Sunday is the day we remember our doting, caring dads — but this Father’s Day, Tess Callahan wonders whether it’s possible for a dad to overextend his love. She looks at three books where a father’s protection means keeping some dangerous secrets.
Is it possible to love your child too much? This Father's Day, I'd like to introduce you to three fathers whose passion to protect their sons invites calamity. These are fathers with secrets. Big secrets.
Each of us, it seems, has a key relationship that sits at our core. It may not be someone we see everyday or think of often. Yet the person remains there, loved or hated, as our center of gravity. For my brother, it's his son. For my husband, it's his father. Whether boys and men are close to their dads or not, the power of the father/son relationship is titanic.
The Curious Incident of the Dog in the Night-Time
The Curious Incident of the Dog in the Night-Time, by Mark Haddon, paperback, 226 pages, Vintage, list price: $14

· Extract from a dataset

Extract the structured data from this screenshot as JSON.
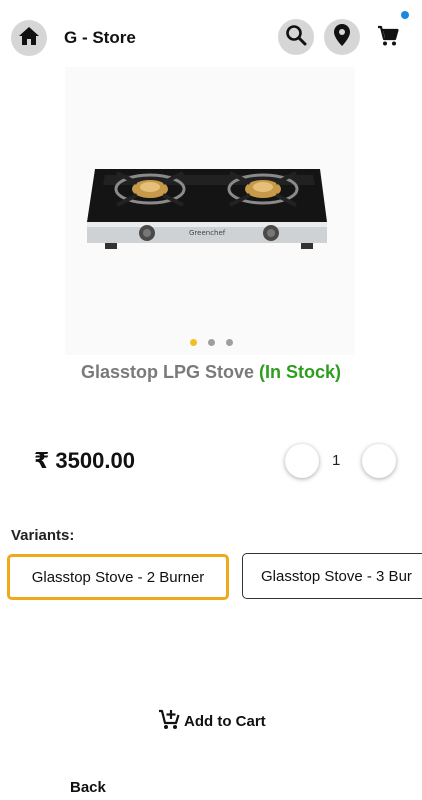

Our first flawed but goodhearted father is Ed Boone from Mark Haddon's novel The Curious Incident of the Dog in the Night-Time. The story is narrated by Ed's son, Christopher, an autistic 15-year-old boy bent on solving the murder of his neighbor's dog. Ed is fiercely committed to protecting the boy from the truth, both about the dog and about his absent mother. Needless to say, Ed's secrets are impossible to keep. The freshness of the narration here, seen through the boy's eyes, is so compelling that you'll feel for this dad even when the boy is terrified of him.
The Road, by Cormac McCarthy, paperback, 304 pages, Vintage, list price: $7.99

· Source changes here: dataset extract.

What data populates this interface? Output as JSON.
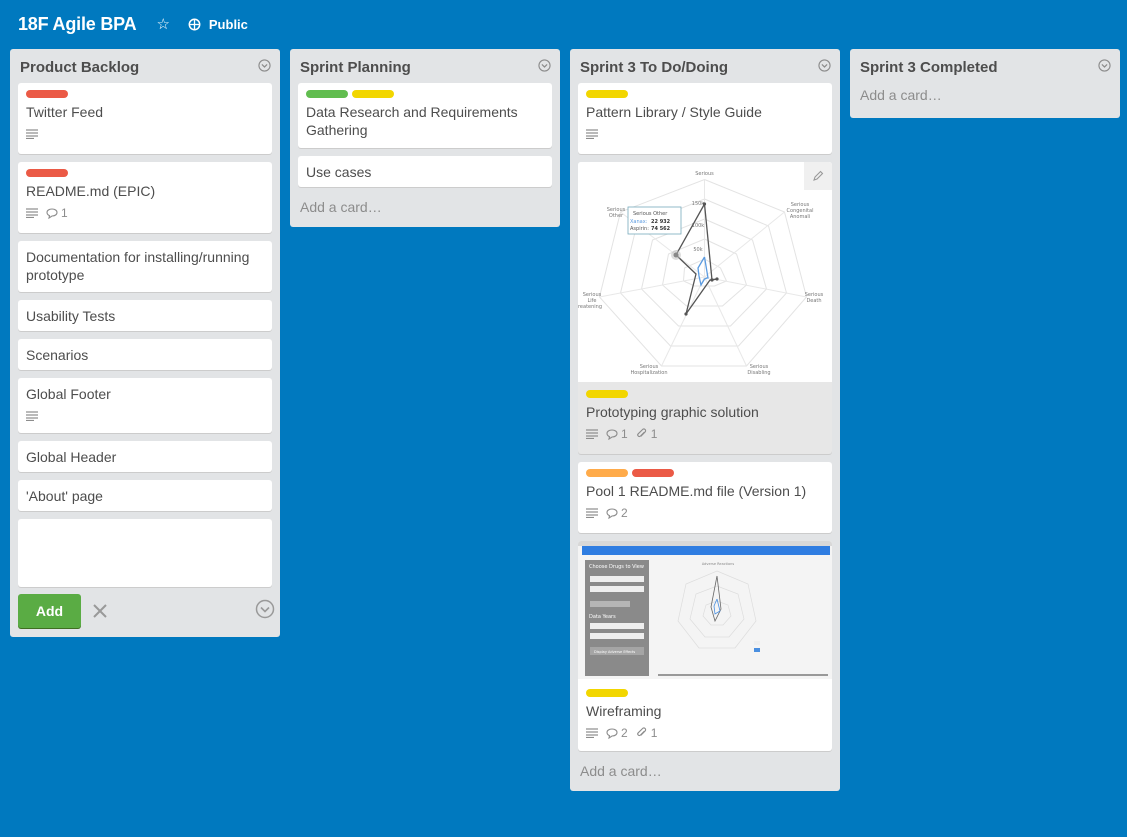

The nameless father in Cormac McCarthy's novel, The Road, takes even more shocking measures to protect his boy. He has no choice. The two are traveling a barren landscape decimated by an apocalyptic event that has left the planet essentially lifeless. In a world where even a dandelion or cockroach would be welcome, the only other life forms are a few fellow human beings, mostly cannibals. The father spits up blood every morning, but tells the boy he is fine. He also feigns belief that there are "good guys" out there like them. The boy's faith in this is unshakable. The father's? Well, let's just say he doesn't end where he started. Don't let the ghastly plotline dissuade you. The lyricism of McCarthy's prose suffuses even this grim landscape with astonishing beauty. This is a father you will never forget.
Out Stealing Horses
Out Stealing Horses, by Per Petterson, paperback, 304 pages, Picador, list price: $14
Instead of sacrificing his life for his son, the father in Per Petterson's novel, Out Stealing Horses, sacrifices his son for another life. The story is told from the point of view of Trond Sanders, a 60-something man living in remote Norway. He reflects upon his 15th summer when Norway was occupied by the Nazis. His father's secret participation in the resistance, and in a neighbor's wife, led to mysterious absences. Father and son adored each other. Yet, the father ultimately vanishes, leaving only a note and a deepening chasm. Trond is left with a vast space for navigating loss. Think what you like about this father, you cannot deny his hold on his son, even after decades of separation.
Tess Callahan's writing has appeared in the New York Times Magazine, Newsday, Boston College Magazine, Stylus Anthology and Cottonwood. Her most recent novel is April & Oliver. She lives with her husband and children in northern New Jersey.
Three Books... is edited and produced by Ellen Silva